Interviews

Terry Anderson On The John Batchelor Show (Part 1)

interview with Terry Andersonvia The John Batchelor Show
Monday, February 4, 2019

Hoover Institution fellow Terry Anderson discusses his Defining Ideas article "Restoring Tribal Economies."

Interviews

Terry Anderson On The John Batchelor Show (Part 2)

interview with Terry Andersonvia The John Batchelor Show
Monday, February 4, 2019

 Hoover Institution fellow Terry Anderson discusses his Defining Ideas article "Restoring Tribal Economies."

Interviews

Richard Epstein On The John Batchelor Show (Part 1)

interview with Richard A. Epsteinvia The John Batchelor Show
Monday, February 4, 2019

Hoover Institution fellow Richard Epstein discusses his Defining Ideas article "Farewell To Title IX’s Kangaroo Courts."

Interviews

Richard Epstein On The John Batchelor Show (Part 2)

interview with Richard A. Epsteinvia The John Batchelor Show
Monday, February 4, 2019

Hoover Institution fellow Richard Epstein discusses his Defining Ideas article "Farewell To Title IX’s Kangaroo Courts."

Interviews

Shelby Steele On The Laura Ingraham Show (59:18)

interview with Shelby Steelevia The Laura Ingraham Show
Thursday, January 31, 2019

Hoover Institution fellow Shelby Steele dissects the left's obsession with faux-racism.

In the News
In the News

The Unquiet American

featuring Michael McFaulvia The American Interest
Monday, February 4, 2019

Michael McFaul’s memoir throws into sharp relief the failures of America’s Russia policy.

In the News

Global Uncertainty Gauge Enters 2019 At Record High Level

quoting Steven J. Davisvia Bloomberg
Monday, February 4, 2019

Chatter surrounding the 2020 presidential election, the government shutdown and tax policies are making Americans nervous. And the rest of the world feels uneasy too.

Stanford Oval
In the News

Colleges And Income Mobility: Undermatched, Overmatched And More

quoting Caroline M. Hoxbyvia Forbes
Monday, February 4, 2019

A potential academic contretemps between some giants in the economics profession has emerged relating to the issue of the role that colleges play in promoting intergenerational income mobility --the ability of lower-income Americans to use education as a means of achieving prosperity and sharing in the American Dream. One remarkable thing about this dispute is that it is led largely by women and nonwhite males, not the white males who dominate most of modern economics.

In the News

Today’s Threats To Global Democracy Are Coming From Democracies Themselves

quoting Larry Diamondvia Slate
Monday, February 4, 2019

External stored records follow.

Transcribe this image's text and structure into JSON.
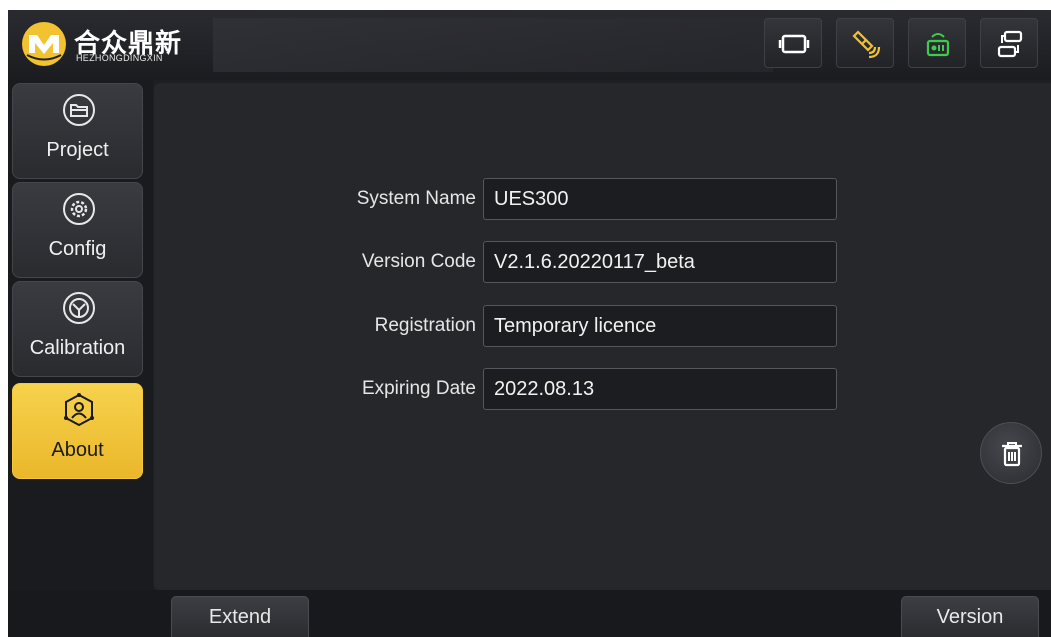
{
  "brand": {
    "name_cn": "合众鼎新",
    "name_en": "HEZHONGDINGXIN",
    "accent_color": "#f2c230"
  },
  "status_icons": [
    {
      "name": "screen-frame-icon",
      "color": "#ffffff"
    },
    {
      "name": "satellite-icon",
      "color": "#f2c230"
    },
    {
      "name": "radio-signal-icon",
      "color": "#3ecb4f"
    },
    {
      "name": "connection-switch-icon",
      "color": "#ffffff"
    }
  ],
  "sidebar": {
    "items": [
      {
        "label": "Project",
        "icon": "folder-icon"
      },
      {
        "label": "Config",
        "icon": "gear-config-icon"
      },
      {
        "label": "Calibration",
        "icon": "calibration-icon"
      },
      {
        "label": "About",
        "icon": "about-network-icon",
        "active": true
      }
    ]
  },
  "about": {
    "fields": [
      {
        "label": "System Name",
        "value": "UES300"
      },
      {
        "label": "Version Code",
        "value": "V2.1.6.20220117_beta"
      },
      {
        "label": "Registration",
        "value": "Temporary licence"
      },
      {
        "label": "Expiring Date",
        "value": "2022.08.13"
      }
    ]
  },
  "actions": {
    "delete_icon": "trash-icon"
  },
  "bottom": {
    "extend_label": "Extend",
    "version_label": "Version"
  }
}
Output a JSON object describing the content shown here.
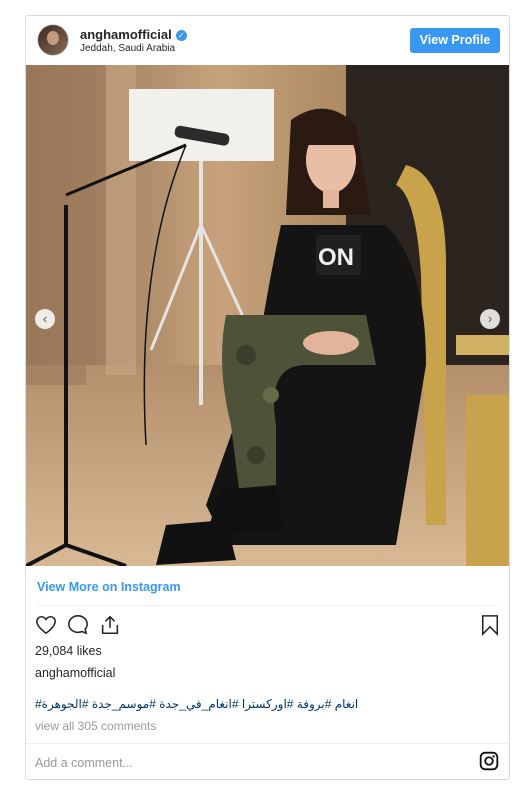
{
  "header": {
    "username": "anghamofficial",
    "location": "Jeddah, Saudi Arabia",
    "view_profile": "View Profile"
  },
  "view_more": "View More on Instagram",
  "likes": "29,084 likes",
  "owner": "anghamofficial",
  "hashtags": "انغام  #بروفة #اوركسترا #انغام_في_جدة #موسم_جدة #الجوهرة#",
  "view_comments": "view all 305 comments",
  "add_comment": "Add a comment...",
  "colors": {
    "accent": "#3897f0",
    "hashtag": "#003569",
    "muted": "#999999"
  },
  "icons": [
    "verified-badge-icon",
    "chevron-left-icon",
    "chevron-right-icon",
    "heart-icon",
    "comment-icon",
    "share-icon",
    "bookmark-icon",
    "instagram-icon"
  ]
}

When it comes to the threats to global democracy, the call is coming from inside the house. U.S.-based NGO Freedom House’s annual Freedom in the World report, released Monday, found that for the 13th straight year, global freedom has declined. (The report scores countries on 25 indicators—factors like rule of law and freedom of the press—and categorizes them as “free,” “partly free,” or “not free.”) 

In the News

State Of The Union: Trump To Call For Unity As He Tries To Reboot Presidency

quoting Bill Whalenvia The Guardian
Tuesday, February 5, 2019

Trump will tout economic strength and border security as he faces an audience with an unprecedented number of women.

In the News

Cyberattack Fears On The Rise After Shutdown, Intel Testimony

quoting Jamil Jaffervia The Hill
Friday, February 1, 2019

Lawmakers fear that increased threats from foreign actors, combined with lingering effects from the government shutdown, are making the U.S. more susceptible to cyberattacks.

In the News

Josh Harder ’08 Represents Central Valley In New Congress

mentioning Stephen Habervia Stanford Daily
Monday, February 4, 2019

Representing his home district in the Central Valley just over 30 miles east of campus, Josh Harder ’08 began his first term in Congress in January. His platform of Medicare for All and economic development for Central Valley helped the Stanford alum and former Silicon Valley venture capitalist edge out four-term incumbent Republican Jeff Denham in one of the tightest congressional races of the 2018 elections.